BEGIN

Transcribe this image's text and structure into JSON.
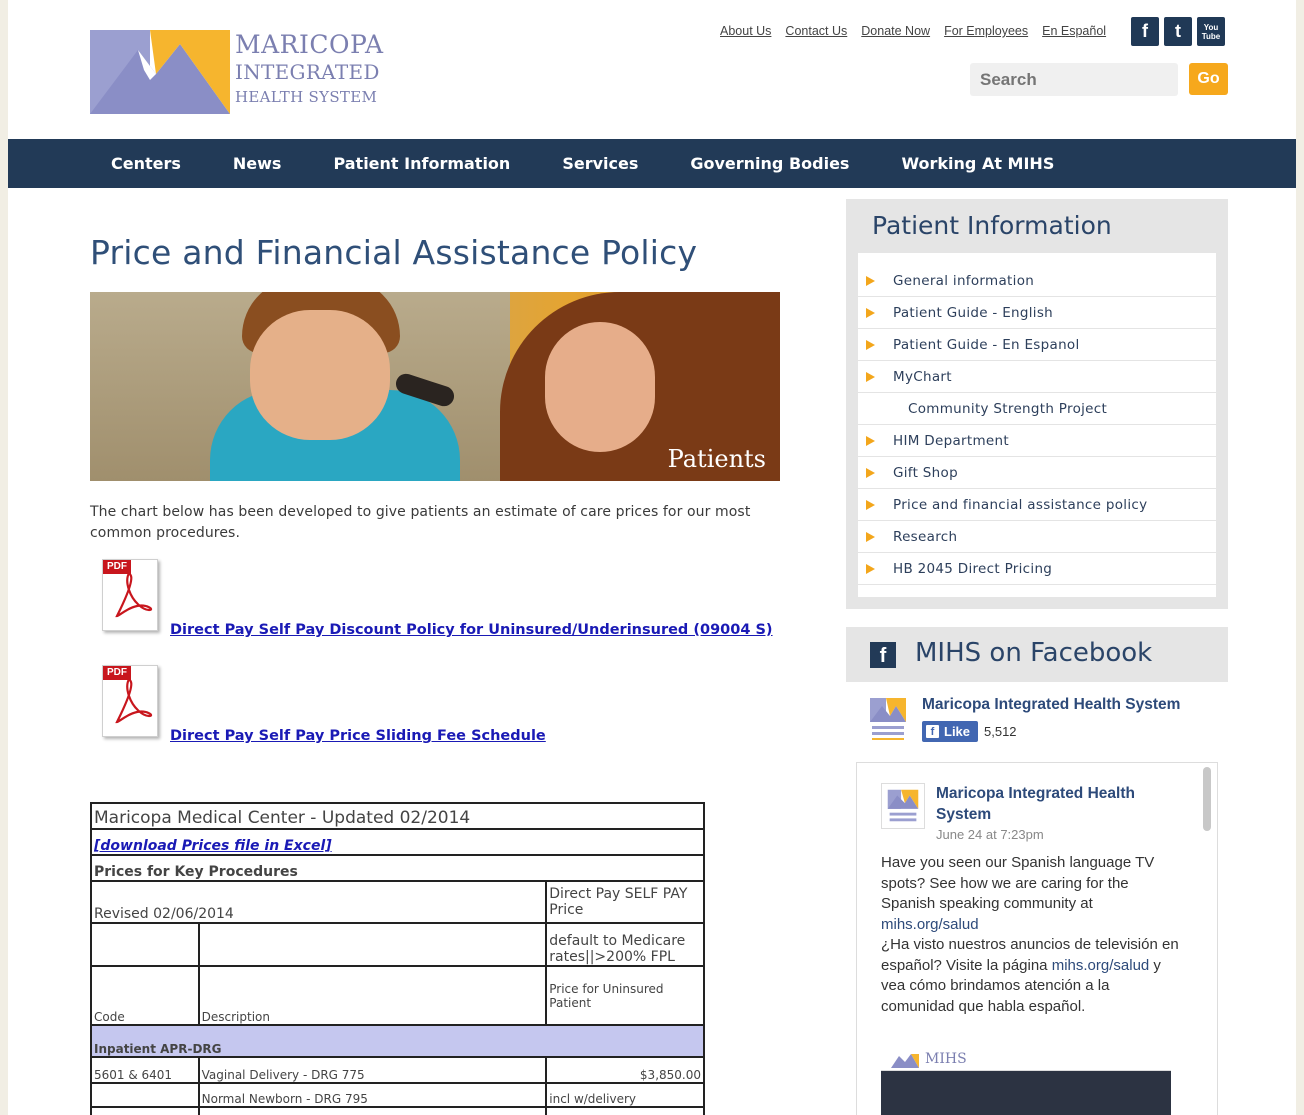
{
  "header": {
    "logo": {
      "line1": "MARICOPA",
      "line2": "INTEGRATED",
      "line3": "HEALTH SYSTEM"
    },
    "top_links": [
      "About Us",
      "Contact Us",
      "Donate Now",
      "For Employees",
      "En Español"
    ],
    "social": {
      "facebook": "f",
      "twitter": "t",
      "youtube_line1": "You",
      "youtube_line2": "Tube"
    },
    "search": {
      "placeholder": "Search"
    },
    "go_label": "Go"
  },
  "nav": [
    "Centers",
    "News",
    "Patient Information",
    "Services",
    "Governing Bodies",
    "Working At MIHS"
  ],
  "main": {
    "title": "Price and Financial Assistance Policy",
    "hero_caption": "Patients",
    "intro": "The chart below has been developed to give patients an estimate of care prices for our most common procedures.",
    "pdf_badge": "PDF",
    "pdf_links": [
      "Direct Pay Self Pay Discount Policy for Uninsured/Underinsured (09004 S)",
      "Direct Pay Self Pay Price Sliding Fee Schedule"
    ]
  },
  "table": {
    "title": "Maricopa Medical Center - Updated 02/2014",
    "download": "[download Prices file in Excel]",
    "key_procedures": "Prices for Key Procedures",
    "revised": "Revised 02/06/2014",
    "direct_pay": "Direct Pay SELF PAY Price",
    "default_medicare": "default to Medicare rates||>200% FPL",
    "col_code": "Code",
    "col_description": "Description",
    "col_price": "Price for Uninsured Patient",
    "group": "Inpatient APR-DRG",
    "rows": [
      {
        "code": "5601 & 6401",
        "description": "Vaginal Delivery  - DRG 775",
        "price": "$3,850.00"
      },
      {
        "code": "",
        "description": "Normal Newborn - DRG 795",
        "price": "incl w/delivery"
      }
    ]
  },
  "sidebar": {
    "title": "Patient Information",
    "items": [
      {
        "label": "General information",
        "sub": false
      },
      {
        "label": "Patient Guide - English",
        "sub": false
      },
      {
        "label": "Patient Guide - En Espanol",
        "sub": false
      },
      {
        "label": "MyChart",
        "sub": false
      },
      {
        "label": "Community Strength Project",
        "sub": true
      },
      {
        "label": "HIM Department",
        "sub": false
      },
      {
        "label": "Gift Shop",
        "sub": false
      },
      {
        "label": "Price and financial assistance policy",
        "sub": false
      },
      {
        "label": "Research",
        "sub": false
      },
      {
        "label": "HB 2045 Direct Pricing",
        "sub": false
      }
    ]
  },
  "facebook": {
    "heading_icon": "f",
    "heading": "MIHS on Facebook",
    "page_name": "Maricopa Integrated Health System",
    "like_label": "Like",
    "like_icon": "f",
    "like_count": "5,512",
    "post": {
      "author": "Maricopa Integrated Health System",
      "date": "June 24 at 7:23pm",
      "text_en": "Have you seen our Spanish language TV spots? See how we are caring for the Spanish speaking community at",
      "link1": "mihs.org/salud",
      "text_es": "¿Ha visto nuestros anuncios de televisión en español? Visite la página",
      "link2": "mihs.org/salud",
      "text_es2": "y vea cómo brindamos atención a la comunidad que habla español.",
      "video_brand": "MIHS"
    }
  },
  "colors": {
    "navy": "#223a57",
    "accent_orange": "#f6a81c",
    "logo_purple": "#7b7fb0",
    "title_blue": "#2f4f78"
  }
}
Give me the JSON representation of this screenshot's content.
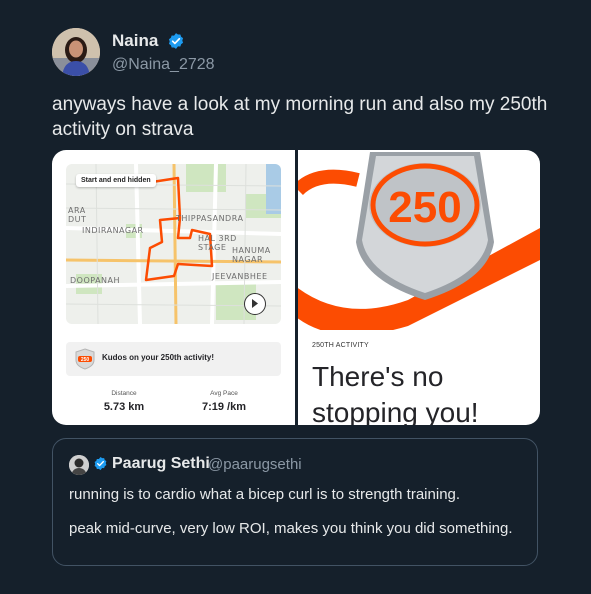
{
  "tweet": {
    "author_name": "Naina",
    "author_handle": "@Naina_2728",
    "text": "anyways have a look at my morning run and also my 250th activity on strava"
  },
  "media": {
    "left_panel": {
      "map_badge": "Start and end hidden",
      "map_labels": [
        "INDIRANAGAR",
        "THIPPASANDRA",
        "HAL 3RD STAGE",
        "HANUMA NAGAR",
        "JEEVANBHEE",
        "DOOPANAH",
        "ARA",
        "DUT"
      ],
      "kudos_text": "Kudos on your 250th activity!",
      "badge_number": "250",
      "stats": [
        {
          "label": "Distance",
          "value": "5.73 km"
        },
        {
          "label": "Avg Pace",
          "value": "7:19 /km"
        }
      ]
    },
    "right_panel": {
      "badge_number": "250",
      "activity_label": "250TH ACTIVITY",
      "headline": "There's no stopping you!"
    }
  },
  "quoted_tweet": {
    "author_name": "Paarug Sethi",
    "author_handle": "@paarugsethi",
    "line1": "running is to cardio what a bicep curl is to strength training.",
    "line2": "peak mid-curve, very low ROI, makes you think you did something."
  },
  "colors": {
    "background": "#15202b",
    "verified_blue": "#1d9bf0",
    "strava_orange": "#fc4c02",
    "border": "#425364"
  },
  "icons": [
    "verified-badge-icon",
    "play-icon"
  ]
}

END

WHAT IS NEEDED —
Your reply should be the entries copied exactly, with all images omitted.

WRITTEN RESPONSE —
Transcribe this image's text and structure into JSON.
{
  "header": {
    "logo": {
      "line1": "MARICOPA",
      "line2": "INTEGRATED",
      "line3": "HEALTH SYSTEM"
    },
    "top_links": [
      "About Us",
      "Contact Us",
      "Donate Now",
      "For Employees",
      "En Español"
    ],
    "social": {
      "facebook": "f",
      "twitter": "t",
      "youtube_line1": "You",
      "youtube_line2": "Tube"
    },
    "search": {
      "placeholder": "Search"
    },
    "go_label": "Go"
  },
  "nav": [
    "Centers",
    "News",
    "Patient Information",
    "Services",
    "Governing Bodies",
    "Working At MIHS"
  ],
  "main": {
    "title": "Price and Financial Assistance Policy",
    "hero_caption": "Patients",
    "intro": "The chart below has been developed to give patients an estimate of care prices for our most common procedures.",
    "pdf_badge": "PDF",
    "pdf_links": [
      "Direct Pay Self Pay Discount Policy for Uninsured/Underinsured (09004 S)",
      "Direct Pay Self Pay Price Sliding Fee Schedule"
    ]
  },
  "table": {
    "title": "Maricopa Medical Center - Updated 02/2014",
    "download": "[download Prices file in Excel]",
    "key_procedures": "Prices for Key Procedures",
    "revised": "Revised 02/06/2014",
    "direct_pay": "Direct Pay SELF PAY Price",
    "default_medicare": "default to Medicare rates||>200% FPL",
    "col_code": "Code",
    "col_description": "Description",
    "col_price": "Price for Uninsured Patient",
    "group": "Inpatient APR-DRG",
    "rows": [
      {
        "code": "5601 & 6401",
        "description": "Vaginal Delivery  - DRG 775",
        "price": "$3,850.00"
      },
      {
        "code": "",
        "description": "Normal Newborn - DRG 795",
        "price": "incl w/delivery"
      }
    ]
  },
  "sidebar": {
    "title": "Patient Information",
    "items": [
      {
        "label": "General information",
        "sub": false
      },
      {
        "label": "Patient Guide - English",
        "sub": false
      },
      {
        "label": "Patient Guide - En Espanol",
        "sub": false
      },
      {
        "label": "MyChart",
        "sub": false
      },
      {
        "label": "Community Strength Project",
        "sub": true
      },
      {
        "label": "HIM Department",
        "sub": false
      },
      {
        "label": "Gift Shop",
        "sub": false
      },
      {
        "label": "Price and financial assistance policy",
        "sub": false
      },
      {
        "label": "Research",
        "sub": false
      },
      {
        "label": "HB 2045 Direct Pricing",
        "sub": false
      }
    ]
  },
  "facebook": {
    "heading_icon": "f",
    "heading": "MIHS on Facebook",
    "page_name": "Maricopa Integrated Health System",
    "like_label": "Like",
    "like_icon": "f",
    "like_count": "5,512",
    "post": {
      "author": "Maricopa Integrated Health System",
      "date": "June 24 at 7:23pm",
      "text_en": "Have you seen our Spanish language TV spots? See how we are caring for the Spanish speaking community at",
      "link1": "mihs.org/salud",
      "text_es": "¿Ha visto nuestros anuncios de televisión en español? Visite la página",
      "link2": "mihs.org/salud",
      "text_es2": "y vea cómo brindamos atención a la comunidad que habla español.",
      "video_brand": "MIHS"
    }
  },
  "colors": {
    "navy": "#223a57",
    "accent_orange": "#f6a81c",
    "logo_purple": "#7b7fb0",
    "title_blue": "#2f4f78"
  }
}
Give me the JSON representation of this screenshot's content.
{
  "tweet": {
    "author_name": "Naina",
    "author_handle": "@Naina_2728",
    "text": "anyways have a look at my morning run and also my 250th activity on strava"
  },
  "media": {
    "left_panel": {
      "map_badge": "Start and end hidden",
      "map_labels": [
        "INDIRANAGAR",
        "THIPPASANDRA",
        "HAL 3RD STAGE",
        "HANUMA NAGAR",
        "JEEVANBHEE",
        "DOOPANAH",
        "ARA",
        "DUT"
      ],
      "kudos_text": "Kudos on your 250th activity!",
      "badge_number": "250",
      "stats": [
        {
          "label": "Distance",
          "value": "5.73 km"
        },
        {
          "label": "Avg Pace",
          "value": "7:19 /km"
        }
      ]
    },
    "right_panel": {
      "badge_number": "250",
      "activity_label": "250TH ACTIVITY",
      "headline": "There's no stopping you!"
    }
  },
  "quoted_tweet": {
    "author_name": "Paarug Sethi",
    "author_handle": "@paarugsethi",
    "line1": "running is to cardio what a bicep curl is to strength training.",
    "line2": "peak mid-curve, very low ROI, makes you think you did something."
  },
  "colors": {
    "background": "#15202b",
    "verified_blue": "#1d9bf0",
    "strava_orange": "#fc4c02",
    "border": "#425364"
  },
  "icons": [
    "verified-badge-icon",
    "play-icon"
  ]
}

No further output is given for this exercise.